**** Data records ****

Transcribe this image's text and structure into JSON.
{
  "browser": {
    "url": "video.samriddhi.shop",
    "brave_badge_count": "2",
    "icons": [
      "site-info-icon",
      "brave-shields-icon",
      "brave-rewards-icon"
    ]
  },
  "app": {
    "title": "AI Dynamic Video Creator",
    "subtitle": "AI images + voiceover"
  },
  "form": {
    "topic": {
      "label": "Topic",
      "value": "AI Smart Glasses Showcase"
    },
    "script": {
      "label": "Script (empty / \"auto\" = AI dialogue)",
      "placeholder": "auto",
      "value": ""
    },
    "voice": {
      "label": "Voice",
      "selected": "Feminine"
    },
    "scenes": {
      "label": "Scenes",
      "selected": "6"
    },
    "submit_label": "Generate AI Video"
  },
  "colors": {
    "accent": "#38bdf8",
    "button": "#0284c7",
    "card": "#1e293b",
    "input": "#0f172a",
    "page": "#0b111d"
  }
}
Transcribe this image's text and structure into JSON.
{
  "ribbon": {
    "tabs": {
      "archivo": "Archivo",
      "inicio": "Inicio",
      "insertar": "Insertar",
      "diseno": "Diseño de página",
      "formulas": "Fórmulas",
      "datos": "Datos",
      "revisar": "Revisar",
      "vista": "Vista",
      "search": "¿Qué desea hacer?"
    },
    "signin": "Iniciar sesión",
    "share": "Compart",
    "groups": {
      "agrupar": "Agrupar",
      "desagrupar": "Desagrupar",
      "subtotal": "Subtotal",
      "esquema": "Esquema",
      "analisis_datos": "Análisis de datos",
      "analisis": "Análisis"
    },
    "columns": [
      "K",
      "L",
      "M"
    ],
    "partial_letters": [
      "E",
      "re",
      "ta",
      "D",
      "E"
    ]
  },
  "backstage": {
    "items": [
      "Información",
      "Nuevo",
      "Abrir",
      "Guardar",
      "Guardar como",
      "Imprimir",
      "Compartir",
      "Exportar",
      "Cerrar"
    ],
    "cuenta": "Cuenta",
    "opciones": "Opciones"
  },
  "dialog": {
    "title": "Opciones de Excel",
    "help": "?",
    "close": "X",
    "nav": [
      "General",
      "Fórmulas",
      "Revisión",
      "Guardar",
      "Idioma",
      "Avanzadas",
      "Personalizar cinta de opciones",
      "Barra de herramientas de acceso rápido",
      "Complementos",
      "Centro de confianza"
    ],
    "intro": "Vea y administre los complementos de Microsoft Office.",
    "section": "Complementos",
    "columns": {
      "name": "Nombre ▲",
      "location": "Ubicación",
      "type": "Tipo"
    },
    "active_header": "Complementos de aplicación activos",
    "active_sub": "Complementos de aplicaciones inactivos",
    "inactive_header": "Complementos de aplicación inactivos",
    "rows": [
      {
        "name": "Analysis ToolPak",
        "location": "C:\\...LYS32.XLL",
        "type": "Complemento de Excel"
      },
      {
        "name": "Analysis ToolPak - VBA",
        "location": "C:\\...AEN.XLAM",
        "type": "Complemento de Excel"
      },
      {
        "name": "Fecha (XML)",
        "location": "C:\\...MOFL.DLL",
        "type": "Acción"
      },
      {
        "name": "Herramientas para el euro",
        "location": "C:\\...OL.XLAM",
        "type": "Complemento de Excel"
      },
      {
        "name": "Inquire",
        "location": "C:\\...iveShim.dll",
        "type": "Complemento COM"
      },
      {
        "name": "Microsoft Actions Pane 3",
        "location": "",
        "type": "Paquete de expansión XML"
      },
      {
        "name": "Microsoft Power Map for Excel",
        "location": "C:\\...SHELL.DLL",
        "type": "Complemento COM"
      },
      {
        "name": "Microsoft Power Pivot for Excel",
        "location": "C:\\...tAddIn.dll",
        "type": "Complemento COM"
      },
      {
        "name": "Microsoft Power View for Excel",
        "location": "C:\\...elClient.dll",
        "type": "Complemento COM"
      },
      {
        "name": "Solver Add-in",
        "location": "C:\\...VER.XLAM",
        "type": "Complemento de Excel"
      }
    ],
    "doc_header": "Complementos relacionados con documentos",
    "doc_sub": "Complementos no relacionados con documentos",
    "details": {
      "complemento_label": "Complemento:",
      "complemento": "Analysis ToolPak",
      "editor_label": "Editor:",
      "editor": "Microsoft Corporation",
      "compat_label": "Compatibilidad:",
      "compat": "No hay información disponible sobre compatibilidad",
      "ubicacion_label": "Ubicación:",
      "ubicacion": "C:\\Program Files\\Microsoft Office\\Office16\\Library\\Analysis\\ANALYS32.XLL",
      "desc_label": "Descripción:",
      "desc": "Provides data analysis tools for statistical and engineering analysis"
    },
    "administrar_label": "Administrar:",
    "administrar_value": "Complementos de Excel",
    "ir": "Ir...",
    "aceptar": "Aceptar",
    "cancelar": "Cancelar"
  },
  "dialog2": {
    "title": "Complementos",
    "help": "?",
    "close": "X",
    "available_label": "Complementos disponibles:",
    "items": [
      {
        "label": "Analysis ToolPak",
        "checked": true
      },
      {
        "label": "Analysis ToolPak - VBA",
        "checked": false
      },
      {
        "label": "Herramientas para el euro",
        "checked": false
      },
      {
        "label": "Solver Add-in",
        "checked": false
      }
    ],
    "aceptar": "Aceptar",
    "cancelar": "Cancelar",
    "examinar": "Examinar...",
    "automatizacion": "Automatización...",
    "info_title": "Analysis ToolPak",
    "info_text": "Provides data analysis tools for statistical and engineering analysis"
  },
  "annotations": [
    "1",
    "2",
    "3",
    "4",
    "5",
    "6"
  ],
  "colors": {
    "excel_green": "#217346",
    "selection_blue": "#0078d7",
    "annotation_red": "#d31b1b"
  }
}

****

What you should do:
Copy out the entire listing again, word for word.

Response box:
Transcribe this image's text and structure into JSON.
{
  "browser": {
    "url": "video.samriddhi.shop",
    "brave_badge_count": "2",
    "icons": [
      "site-info-icon",
      "brave-shields-icon",
      "brave-rewards-icon"
    ]
  },
  "app": {
    "title": "AI Dynamic Video Creator",
    "subtitle": "AI images + voiceover"
  },
  "form": {
    "topic": {
      "label": "Topic",
      "value": "AI Smart Glasses Showcase"
    },
    "script": {
      "label": "Script (empty / \"auto\" = AI dialogue)",
      "placeholder": "auto",
      "value": ""
    },
    "voice": {
      "label": "Voice",
      "selected": "Feminine"
    },
    "scenes": {
      "label": "Scenes",
      "selected": "6"
    },
    "submit_label": "Generate AI Video"
  },
  "colors": {
    "accent": "#38bdf8",
    "button": "#0284c7",
    "card": "#1e293b",
    "input": "#0f172a",
    "page": "#0b111d"
  }
}
Transcribe this image's text and structure into JSON.
{
  "ribbon": {
    "tabs": {
      "archivo": "Archivo",
      "inicio": "Inicio",
      "insertar": "Insertar",
      "diseno": "Diseño de página",
      "formulas": "Fórmulas",
      "datos": "Datos",
      "revisar": "Revisar",
      "vista": "Vista",
      "search": "¿Qué desea hacer?"
    },
    "signin": "Iniciar sesión",
    "share": "Compart",
    "groups": {
      "agrupar": "Agrupar",
      "desagrupar": "Desagrupar",
      "subtotal": "Subtotal",
      "esquema": "Esquema",
      "analisis_datos": "Análisis de datos",
      "analisis": "Análisis"
    },
    "columns": [
      "K",
      "L",
      "M"
    ],
    "partial_letters": [
      "E",
      "re",
      "ta",
      "D",
      "E"
    ]
  },
  "backstage": {
    "items": [
      "Información",
      "Nuevo",
      "Abrir",
      "Guardar",
      "Guardar como",
      "Imprimir",
      "Compartir",
      "Exportar",
      "Cerrar"
    ],
    "cuenta": "Cuenta",
    "opciones": "Opciones"
  },
  "dialog": {
    "title": "Opciones de Excel",
    "help": "?",
    "close": "X",
    "nav": [
      "General",
      "Fórmulas",
      "Revisión",
      "Guardar",
      "Idioma",
      "Avanzadas",
      "Personalizar cinta de opciones",
      "Barra de herramientas de acceso rápido",
      "Complementos",
      "Centro de confianza"
    ],
    "intro": "Vea y administre los complementos de Microsoft Office.",
    "section": "Complementos",
    "columns": {
      "name": "Nombre ▲",
      "location": "Ubicación",
      "type": "Tipo"
    },
    "active_header": "Complementos de aplicación activos",
    "active_sub": "Complementos de aplicaciones inactivos",
    "inactive_header": "Complementos de aplicación inactivos",
    "rows": [
      {
        "name": "Analysis ToolPak",
        "location": "C:\\...LYS32.XLL",
        "type": "Complemento de Excel"
      },
      {
        "name": "Analysis ToolPak - VBA",
        "location": "C:\\...AEN.XLAM",
        "type": "Complemento de Excel"
      },
      {
        "name": "Fecha (XML)",
        "location": "C:\\...MOFL.DLL",
        "type": "Acción"
      },
      {
        "name": "Herramientas para el euro",
        "location": "C:\\...OL.XLAM",
        "type": "Complemento de Excel"
      },
      {
        "name": "Inquire",
        "location": "C:\\...iveShim.dll",
        "type": "Complemento COM"
      },
      {
        "name": "Microsoft Actions Pane 3",
        "location": "",
        "type": "Paquete de expansión XML"
      },
      {
        "name": "Microsoft Power Map for Excel",
        "location": "C:\\...SHELL.DLL",
        "type": "Complemento COM"
      },
      {
        "name": "Microsoft Power Pivot for Excel",
        "location": "C:\\...tAddIn.dll",
        "type": "Complemento COM"
      },
      {
        "name": "Microsoft Power View for Excel",
        "location": "C:\\...elClient.dll",
        "type": "Complemento COM"
      },
      {
        "name": "Solver Add-in",
        "location": "C:\\...VER.XLAM",
        "type": "Complemento de Excel"
      }
    ],
    "doc_header": "Complementos relacionados con documentos",
    "doc_sub": "Complementos no relacionados con documentos",
    "details": {
      "complemento_label": "Complemento:",
      "complemento": "Analysis ToolPak",
      "editor_label": "Editor:",
      "editor": "Microsoft Corporation",
      "compat_label": "Compatibilidad:",
      "compat": "No hay información disponible sobre compatibilidad",
      "ubicacion_label": "Ubicación:",
      "ubicacion": "C:\\Program Files\\Microsoft Office\\Office16\\Library\\Analysis\\ANALYS32.XLL",
      "desc_label": "Descripción:",
      "desc": "Provides data analysis tools for statistical and engineering analysis"
    },
    "administrar_label": "Administrar:",
    "administrar_value": "Complementos de Excel",
    "ir": "Ir...",
    "aceptar": "Aceptar",
    "cancelar": "Cancelar"
  },
  "dialog2": {
    "title": "Complementos",
    "help": "?",
    "close": "X",
    "available_label": "Complementos disponibles:",
    "items": [
      {
        "label": "Analysis ToolPak",
        "checked": true
      },
      {
        "label": "Analysis ToolPak - VBA",
        "checked": false
      },
      {
        "label": "Herramientas para el euro",
        "checked": false
      },
      {
        "label": "Solver Add-in",
        "checked": false
      }
    ],
    "aceptar": "Aceptar",
    "cancelar": "Cancelar",
    "examinar": "Examinar...",
    "automatizacion": "Automatización...",
    "info_title": "Analysis ToolPak",
    "info_text": "Provides data analysis tools for statistical and engineering analysis"
  },
  "annotations": [
    "1",
    "2",
    "3",
    "4",
    "5",
    "6"
  ],
  "colors": {
    "excel_green": "#217346",
    "selection_blue": "#0078d7",
    "annotation_red": "#d31b1b"
  }
}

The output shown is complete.